**YOUR GOAL**.
Report all lines below with the word "structured".

**INFORMATION PROVIDED**.
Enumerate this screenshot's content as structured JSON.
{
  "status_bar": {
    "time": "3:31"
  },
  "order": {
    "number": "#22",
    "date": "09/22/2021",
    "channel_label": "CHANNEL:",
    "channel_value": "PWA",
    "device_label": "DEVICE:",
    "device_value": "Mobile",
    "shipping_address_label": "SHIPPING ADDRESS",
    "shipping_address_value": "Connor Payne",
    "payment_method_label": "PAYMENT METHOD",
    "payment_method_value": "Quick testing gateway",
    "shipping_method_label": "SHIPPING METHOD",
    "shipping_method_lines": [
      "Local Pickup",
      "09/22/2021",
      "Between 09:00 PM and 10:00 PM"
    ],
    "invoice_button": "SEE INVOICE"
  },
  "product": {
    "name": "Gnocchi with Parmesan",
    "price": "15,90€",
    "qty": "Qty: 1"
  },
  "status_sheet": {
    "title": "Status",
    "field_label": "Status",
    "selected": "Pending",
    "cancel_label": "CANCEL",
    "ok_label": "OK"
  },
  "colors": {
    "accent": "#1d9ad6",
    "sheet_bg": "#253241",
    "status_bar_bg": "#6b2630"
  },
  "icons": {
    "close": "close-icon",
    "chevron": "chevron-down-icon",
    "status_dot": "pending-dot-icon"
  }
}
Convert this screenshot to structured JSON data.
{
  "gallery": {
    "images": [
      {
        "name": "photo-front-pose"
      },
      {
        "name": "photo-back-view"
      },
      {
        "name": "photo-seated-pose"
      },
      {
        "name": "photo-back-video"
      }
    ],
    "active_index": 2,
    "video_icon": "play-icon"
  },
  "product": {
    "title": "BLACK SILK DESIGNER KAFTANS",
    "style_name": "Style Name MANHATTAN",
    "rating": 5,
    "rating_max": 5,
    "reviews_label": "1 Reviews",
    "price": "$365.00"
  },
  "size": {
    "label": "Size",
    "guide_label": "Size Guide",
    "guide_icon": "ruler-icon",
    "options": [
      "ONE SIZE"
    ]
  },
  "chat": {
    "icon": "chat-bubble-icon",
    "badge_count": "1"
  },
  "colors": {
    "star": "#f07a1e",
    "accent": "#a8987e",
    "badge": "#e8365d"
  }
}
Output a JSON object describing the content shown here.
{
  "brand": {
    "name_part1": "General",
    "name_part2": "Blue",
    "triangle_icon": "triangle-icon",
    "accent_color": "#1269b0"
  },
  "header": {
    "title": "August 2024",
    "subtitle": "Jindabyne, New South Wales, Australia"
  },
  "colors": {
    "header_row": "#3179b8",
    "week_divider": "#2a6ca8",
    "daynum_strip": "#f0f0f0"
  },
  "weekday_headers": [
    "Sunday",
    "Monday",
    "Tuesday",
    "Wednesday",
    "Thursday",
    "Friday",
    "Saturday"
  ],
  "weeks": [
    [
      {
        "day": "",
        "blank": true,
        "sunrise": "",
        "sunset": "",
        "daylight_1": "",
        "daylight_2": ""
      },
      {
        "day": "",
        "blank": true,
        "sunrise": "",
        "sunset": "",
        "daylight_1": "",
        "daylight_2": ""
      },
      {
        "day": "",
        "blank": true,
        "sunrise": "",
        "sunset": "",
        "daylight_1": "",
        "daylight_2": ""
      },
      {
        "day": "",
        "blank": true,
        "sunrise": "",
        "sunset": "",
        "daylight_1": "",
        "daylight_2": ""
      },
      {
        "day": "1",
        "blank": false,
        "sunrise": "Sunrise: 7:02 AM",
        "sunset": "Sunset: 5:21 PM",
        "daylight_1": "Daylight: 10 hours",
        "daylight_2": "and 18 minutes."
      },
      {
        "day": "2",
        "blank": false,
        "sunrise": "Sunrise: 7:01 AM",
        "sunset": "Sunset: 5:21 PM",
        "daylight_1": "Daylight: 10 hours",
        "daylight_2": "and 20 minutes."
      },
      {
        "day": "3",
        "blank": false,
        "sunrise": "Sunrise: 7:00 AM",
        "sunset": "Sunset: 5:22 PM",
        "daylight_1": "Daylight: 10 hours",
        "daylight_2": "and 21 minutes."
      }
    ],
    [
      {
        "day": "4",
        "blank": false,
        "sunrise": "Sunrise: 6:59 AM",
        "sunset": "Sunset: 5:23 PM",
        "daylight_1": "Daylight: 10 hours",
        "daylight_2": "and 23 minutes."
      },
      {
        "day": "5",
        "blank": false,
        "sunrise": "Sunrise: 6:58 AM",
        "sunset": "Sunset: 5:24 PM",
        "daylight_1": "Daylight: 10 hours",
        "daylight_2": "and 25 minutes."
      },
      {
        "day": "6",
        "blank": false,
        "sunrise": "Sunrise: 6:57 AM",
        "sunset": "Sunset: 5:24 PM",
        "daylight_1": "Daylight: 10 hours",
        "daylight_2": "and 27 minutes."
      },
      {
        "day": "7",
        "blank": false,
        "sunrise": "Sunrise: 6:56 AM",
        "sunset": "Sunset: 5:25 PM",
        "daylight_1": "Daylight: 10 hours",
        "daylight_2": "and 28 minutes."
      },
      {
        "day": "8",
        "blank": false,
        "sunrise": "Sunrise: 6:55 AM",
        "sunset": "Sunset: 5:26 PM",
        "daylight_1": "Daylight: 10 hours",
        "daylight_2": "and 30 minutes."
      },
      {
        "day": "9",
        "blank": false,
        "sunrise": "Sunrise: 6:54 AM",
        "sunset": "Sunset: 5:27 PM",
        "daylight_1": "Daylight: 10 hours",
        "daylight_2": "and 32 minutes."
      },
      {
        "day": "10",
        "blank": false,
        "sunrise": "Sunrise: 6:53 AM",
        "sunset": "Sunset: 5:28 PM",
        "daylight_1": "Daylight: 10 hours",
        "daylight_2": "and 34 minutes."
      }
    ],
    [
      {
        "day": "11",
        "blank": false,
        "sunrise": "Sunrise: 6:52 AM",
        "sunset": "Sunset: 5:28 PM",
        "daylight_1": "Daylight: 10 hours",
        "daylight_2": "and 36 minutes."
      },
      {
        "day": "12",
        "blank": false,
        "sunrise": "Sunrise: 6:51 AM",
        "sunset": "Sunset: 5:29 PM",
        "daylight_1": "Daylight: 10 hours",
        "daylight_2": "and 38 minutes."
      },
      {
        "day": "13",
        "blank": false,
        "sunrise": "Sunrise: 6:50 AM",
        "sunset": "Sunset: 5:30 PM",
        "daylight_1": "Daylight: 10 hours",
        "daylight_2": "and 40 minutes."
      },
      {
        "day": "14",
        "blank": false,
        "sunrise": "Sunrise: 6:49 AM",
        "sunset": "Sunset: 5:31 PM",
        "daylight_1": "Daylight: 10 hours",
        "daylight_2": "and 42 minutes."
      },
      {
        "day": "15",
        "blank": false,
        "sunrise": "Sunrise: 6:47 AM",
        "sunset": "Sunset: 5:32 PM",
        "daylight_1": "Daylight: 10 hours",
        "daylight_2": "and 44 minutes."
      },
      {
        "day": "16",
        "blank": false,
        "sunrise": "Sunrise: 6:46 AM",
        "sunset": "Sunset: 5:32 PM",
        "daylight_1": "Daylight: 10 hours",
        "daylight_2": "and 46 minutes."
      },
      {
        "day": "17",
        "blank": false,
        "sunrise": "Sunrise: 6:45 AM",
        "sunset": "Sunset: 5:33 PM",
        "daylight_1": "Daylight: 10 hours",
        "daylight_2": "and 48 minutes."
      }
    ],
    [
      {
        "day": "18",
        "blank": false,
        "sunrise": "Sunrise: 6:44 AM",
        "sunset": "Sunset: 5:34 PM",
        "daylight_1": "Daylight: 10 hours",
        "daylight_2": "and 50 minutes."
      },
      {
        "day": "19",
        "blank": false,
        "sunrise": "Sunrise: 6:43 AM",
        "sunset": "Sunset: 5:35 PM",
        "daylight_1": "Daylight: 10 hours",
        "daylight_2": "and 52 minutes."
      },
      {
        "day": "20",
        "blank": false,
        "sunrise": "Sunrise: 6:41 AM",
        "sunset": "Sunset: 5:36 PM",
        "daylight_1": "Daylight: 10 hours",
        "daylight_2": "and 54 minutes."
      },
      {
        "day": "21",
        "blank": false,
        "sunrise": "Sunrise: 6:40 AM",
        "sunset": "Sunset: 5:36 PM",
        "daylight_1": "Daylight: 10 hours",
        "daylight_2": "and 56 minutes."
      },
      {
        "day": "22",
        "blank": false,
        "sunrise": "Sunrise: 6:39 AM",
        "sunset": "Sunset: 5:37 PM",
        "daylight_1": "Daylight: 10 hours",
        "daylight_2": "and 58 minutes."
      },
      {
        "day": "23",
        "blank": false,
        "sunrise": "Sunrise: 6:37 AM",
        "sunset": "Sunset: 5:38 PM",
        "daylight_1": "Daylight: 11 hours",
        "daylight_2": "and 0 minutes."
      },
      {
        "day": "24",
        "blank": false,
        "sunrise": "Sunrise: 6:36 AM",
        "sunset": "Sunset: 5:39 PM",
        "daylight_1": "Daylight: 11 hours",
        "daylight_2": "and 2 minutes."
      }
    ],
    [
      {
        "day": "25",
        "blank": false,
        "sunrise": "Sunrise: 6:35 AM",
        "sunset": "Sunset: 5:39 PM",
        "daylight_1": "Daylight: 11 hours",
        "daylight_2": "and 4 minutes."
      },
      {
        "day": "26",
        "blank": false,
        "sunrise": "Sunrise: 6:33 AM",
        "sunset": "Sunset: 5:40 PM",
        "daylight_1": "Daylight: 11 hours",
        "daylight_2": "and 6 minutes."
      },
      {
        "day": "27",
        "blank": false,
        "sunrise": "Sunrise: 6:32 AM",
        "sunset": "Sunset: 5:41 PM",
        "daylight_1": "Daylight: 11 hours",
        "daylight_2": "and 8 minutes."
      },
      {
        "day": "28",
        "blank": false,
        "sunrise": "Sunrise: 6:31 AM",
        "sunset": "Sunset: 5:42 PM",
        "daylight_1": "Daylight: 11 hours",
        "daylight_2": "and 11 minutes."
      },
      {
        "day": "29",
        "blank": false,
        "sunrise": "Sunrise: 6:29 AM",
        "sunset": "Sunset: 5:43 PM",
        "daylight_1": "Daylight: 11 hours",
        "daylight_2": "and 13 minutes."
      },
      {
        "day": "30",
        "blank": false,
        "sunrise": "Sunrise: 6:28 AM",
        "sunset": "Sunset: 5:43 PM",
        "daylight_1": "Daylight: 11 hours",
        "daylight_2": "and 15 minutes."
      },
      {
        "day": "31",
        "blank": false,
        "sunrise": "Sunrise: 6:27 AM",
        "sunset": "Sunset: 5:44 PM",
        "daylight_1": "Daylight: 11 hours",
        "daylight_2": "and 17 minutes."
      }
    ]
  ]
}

**FINISHED TASK**.
Enumerate this screenshot's content as structured JSON.
Convert this screenshot to structured JSON data.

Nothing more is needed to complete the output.